Brief Description

I have authored and edited books and journal articles in various fields of linguistics that are concerned with language as an institutionalised social practice. I take a particular interest in style as a theoretical concept as well as a perspective that can be applied to a wide range of communicative contexts involving the diffusion and transformation of knowledge. Epistemologically, my thinking is inspired by dialogical theories and theories of social change (Bakhtin, Marková, Linell, Moscovici, see my interview with Ivana Marková.

Among my recent book publications are 'Ideological Conceptualizations of Language: Discourses of Linguistic Diversity' (Peter Lang 2013), 'Linguistic Diversity in Europe: Current Trends and Discourses' (de Gruyter Mouton 2012), 'Historical Corpus Stylistics: Media, Technology and Change' (Continuum 2008, paperback edition in 2012). 

In recent years, together with my appointment as member of the board of the association ICLHE (Integrating Language and Content in Higher Education), I have focused thematically on questions concerning foreign (i.e. English) language use and competence in higher education (cf., for example, 'Communicative Competence and Didactic Challenges', ZHAW 2016), 'Internationalising Curricula in Higher Education: Quality and Language of Instruction' (Swiss Journal of Applied Linguistics 2018) and 'English Medium Education in Internationalized Universities: New Policy Perspectives' 2021).
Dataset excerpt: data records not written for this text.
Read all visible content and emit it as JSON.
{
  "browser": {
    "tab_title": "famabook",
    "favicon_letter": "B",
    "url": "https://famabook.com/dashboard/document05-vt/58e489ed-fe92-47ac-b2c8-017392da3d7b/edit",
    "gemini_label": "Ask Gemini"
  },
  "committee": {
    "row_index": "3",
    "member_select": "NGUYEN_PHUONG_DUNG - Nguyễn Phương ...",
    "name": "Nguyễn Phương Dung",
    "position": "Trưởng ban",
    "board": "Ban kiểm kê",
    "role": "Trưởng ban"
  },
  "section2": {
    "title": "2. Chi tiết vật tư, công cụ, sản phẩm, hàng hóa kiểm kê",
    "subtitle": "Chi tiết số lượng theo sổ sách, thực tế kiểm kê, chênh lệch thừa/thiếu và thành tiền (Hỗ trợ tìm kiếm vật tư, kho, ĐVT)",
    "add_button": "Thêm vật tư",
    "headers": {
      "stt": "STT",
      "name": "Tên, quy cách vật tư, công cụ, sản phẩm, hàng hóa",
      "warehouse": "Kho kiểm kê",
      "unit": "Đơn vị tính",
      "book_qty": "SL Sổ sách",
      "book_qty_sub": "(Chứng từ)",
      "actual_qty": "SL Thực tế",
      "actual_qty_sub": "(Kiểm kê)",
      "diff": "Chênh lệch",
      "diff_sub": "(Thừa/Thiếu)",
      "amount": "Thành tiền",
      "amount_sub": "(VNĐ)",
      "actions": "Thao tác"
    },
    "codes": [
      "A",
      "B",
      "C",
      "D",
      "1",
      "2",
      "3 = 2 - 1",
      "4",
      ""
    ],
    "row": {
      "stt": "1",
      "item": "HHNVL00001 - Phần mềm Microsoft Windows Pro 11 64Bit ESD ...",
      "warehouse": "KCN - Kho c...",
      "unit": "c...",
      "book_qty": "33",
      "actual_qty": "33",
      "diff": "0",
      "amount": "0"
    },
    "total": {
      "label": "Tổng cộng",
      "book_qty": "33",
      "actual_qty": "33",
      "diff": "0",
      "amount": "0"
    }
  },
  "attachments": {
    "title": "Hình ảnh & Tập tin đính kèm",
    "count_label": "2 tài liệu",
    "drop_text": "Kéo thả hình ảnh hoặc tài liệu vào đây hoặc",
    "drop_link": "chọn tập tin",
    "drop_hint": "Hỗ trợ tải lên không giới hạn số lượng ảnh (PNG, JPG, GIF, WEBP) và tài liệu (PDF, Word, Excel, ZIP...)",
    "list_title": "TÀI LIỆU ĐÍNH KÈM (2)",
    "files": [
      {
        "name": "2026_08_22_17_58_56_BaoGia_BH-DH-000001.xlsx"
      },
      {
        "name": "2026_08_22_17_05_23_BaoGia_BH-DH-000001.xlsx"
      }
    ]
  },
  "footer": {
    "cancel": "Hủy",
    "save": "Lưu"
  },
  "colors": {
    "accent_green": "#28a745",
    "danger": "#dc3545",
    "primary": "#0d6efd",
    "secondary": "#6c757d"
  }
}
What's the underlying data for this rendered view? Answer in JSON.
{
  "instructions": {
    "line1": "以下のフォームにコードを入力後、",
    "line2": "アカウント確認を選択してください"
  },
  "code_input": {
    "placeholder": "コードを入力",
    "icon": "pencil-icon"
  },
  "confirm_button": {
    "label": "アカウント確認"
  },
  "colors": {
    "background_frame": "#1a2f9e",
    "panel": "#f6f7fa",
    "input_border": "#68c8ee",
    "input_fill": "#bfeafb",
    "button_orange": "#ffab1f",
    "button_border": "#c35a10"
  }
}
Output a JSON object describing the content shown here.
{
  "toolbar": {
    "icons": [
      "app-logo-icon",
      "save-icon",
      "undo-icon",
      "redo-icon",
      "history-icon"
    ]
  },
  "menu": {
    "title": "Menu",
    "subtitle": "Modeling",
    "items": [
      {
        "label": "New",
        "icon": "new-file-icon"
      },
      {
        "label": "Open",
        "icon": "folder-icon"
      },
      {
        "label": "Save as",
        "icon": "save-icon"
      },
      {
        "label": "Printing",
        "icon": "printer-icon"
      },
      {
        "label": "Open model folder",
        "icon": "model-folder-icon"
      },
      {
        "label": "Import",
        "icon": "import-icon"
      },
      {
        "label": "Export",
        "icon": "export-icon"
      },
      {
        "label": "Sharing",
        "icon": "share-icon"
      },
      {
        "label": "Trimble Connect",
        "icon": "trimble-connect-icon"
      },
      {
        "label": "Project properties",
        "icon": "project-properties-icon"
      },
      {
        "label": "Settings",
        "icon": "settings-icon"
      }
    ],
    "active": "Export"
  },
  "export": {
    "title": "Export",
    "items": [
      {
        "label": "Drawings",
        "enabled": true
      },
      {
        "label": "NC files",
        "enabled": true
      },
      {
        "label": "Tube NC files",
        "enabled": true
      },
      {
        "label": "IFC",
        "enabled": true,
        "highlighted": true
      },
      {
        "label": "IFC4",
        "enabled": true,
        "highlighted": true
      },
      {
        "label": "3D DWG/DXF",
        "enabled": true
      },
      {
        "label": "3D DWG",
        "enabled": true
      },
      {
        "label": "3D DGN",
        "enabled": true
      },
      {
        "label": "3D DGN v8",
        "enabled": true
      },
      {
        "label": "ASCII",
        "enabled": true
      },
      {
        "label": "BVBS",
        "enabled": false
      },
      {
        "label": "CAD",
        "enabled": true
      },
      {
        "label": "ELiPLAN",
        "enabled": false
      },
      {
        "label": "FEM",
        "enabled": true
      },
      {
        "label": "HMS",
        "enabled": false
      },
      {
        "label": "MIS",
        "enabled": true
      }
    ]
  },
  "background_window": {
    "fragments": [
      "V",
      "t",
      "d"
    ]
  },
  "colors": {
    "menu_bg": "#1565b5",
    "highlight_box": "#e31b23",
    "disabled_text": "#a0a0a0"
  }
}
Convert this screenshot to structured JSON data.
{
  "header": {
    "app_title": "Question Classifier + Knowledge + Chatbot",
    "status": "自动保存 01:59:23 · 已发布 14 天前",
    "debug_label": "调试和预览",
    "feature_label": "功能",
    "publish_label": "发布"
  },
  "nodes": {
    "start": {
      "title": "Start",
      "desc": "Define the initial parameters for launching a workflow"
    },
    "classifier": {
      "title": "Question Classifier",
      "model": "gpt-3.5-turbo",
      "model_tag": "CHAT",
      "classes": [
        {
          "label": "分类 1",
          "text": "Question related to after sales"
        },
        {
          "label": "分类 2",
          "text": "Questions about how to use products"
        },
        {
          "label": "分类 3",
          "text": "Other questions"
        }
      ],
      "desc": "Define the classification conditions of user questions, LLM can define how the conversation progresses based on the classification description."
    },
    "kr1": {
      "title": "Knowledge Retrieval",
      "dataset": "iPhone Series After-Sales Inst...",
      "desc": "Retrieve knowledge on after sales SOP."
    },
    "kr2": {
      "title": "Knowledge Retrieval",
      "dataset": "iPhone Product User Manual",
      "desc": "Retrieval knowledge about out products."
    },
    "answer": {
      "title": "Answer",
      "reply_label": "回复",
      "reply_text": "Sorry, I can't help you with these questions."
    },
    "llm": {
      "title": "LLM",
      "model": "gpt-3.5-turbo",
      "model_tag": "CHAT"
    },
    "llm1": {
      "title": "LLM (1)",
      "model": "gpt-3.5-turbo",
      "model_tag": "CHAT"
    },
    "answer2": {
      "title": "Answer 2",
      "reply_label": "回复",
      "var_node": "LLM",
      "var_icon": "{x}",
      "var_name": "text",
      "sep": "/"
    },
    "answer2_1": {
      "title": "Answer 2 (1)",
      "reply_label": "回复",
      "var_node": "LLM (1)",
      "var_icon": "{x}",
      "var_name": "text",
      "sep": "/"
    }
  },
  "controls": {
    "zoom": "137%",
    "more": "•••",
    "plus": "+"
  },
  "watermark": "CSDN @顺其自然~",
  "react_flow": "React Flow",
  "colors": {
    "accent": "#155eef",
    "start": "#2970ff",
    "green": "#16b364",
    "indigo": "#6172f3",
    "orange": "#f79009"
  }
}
Recent book-length publications (for more details / direct links to the publications click on the images below).

English Medium Education in Internationalized Universities: New Policy Perspectives (2021)
Thematic number, edited by Ute Smit and Patrick Studer
European Journal of Language Policy/Revue européenne de politique linguistique 13.2.

Further details including authors’ guidelines and code of conduct, can be consulted at:

Internationalising Curricula in Higher Education: Quality and Language of Instruction (2018). 

Over the past decades, higher education institutions have progressively moved towards opening themselves to the international higher education market (e.g. de Wit & Merkx 2012). In the context of these efforts, universities have begun internationalising their curricula by offering international profiles within their regular study programmes. In this volume, we ask ourselves how language and trans- /intercultural competence standards have to be defined for international profiles so that students not only use a different medium for study but also actively develop their language and, more generally, their global competences.

Communicative Competences and Didactic Challenges (2016)

Looking in greater detail at the role of lecturers, this publication reports results of a project introducing English as a medium of instruction in a bachelor-level programme in the natural sciences offered by a university of applied sciences in German-speaking Switzerland. The three papers in this publication focus on key aspects arising from the pilot phase, outlining challenges involved when functioning communities of practice are disrupted by the change of the medium of communication as well as communicative processes that are at work in creating a new community of practice on the basis of English as a lingua franca.

Ideological Conceptualisations of Language Discourses of Linguistic Diversity (2013). 

This book presents cutting-edge research into the complex interrelationships between linguistic diversity and ideology. It provides insight into how institutions and individual stakeholders carry ideologies forward into the discursive space through policies, propaganda or individual perceptions and reflections. The chapters focus on different European localities (UK, Central Europe, Switzerland, Luxembourg, Netherlands and Italy), social actors (migrant communities, citizens, and policy- makers), institutional contexts (European, national) and private enterprises. Understanding ideology as a social act of conceptualization, the book contributes to the growing interdisciplinary body of linguistic research into the social theory of meaning and change.

Linguistic Diversity in Europe: Trends and Discourses (Berlin/New York: de Gruyter Mouton, 2012.

This book, which emerges in the context of the European research network LINEE (Languages in a Network of European Excellence), is concerned with European multilingualism both as a political concept and as a social reality. It features cutting-edge studies by linguists and anthropologists who perceive multilingualism as a discursive phenomenon which can be revealed and analyzed through empirical fieldwork. The book presents a fresh perspective of European multilingualism as it takes the reader through key themes of social consciousness – identity, policy, education, economy – and relevant societal levels of organization (European, national, regional).

Historical Corpus Stylistics. London: Continuum (2008, 2012, 2014).

This monograph approaches performance style in media genres by discussing the performance of genre external and internal factors over time which underlie and motivate the stylistic development of print media. This cutting-edge survey will be of interest to academics researching corpus linguistics, media discourse and stylistics. “Briefly reviewed in the Year's work in English Studies journal, vol 89, No. 1”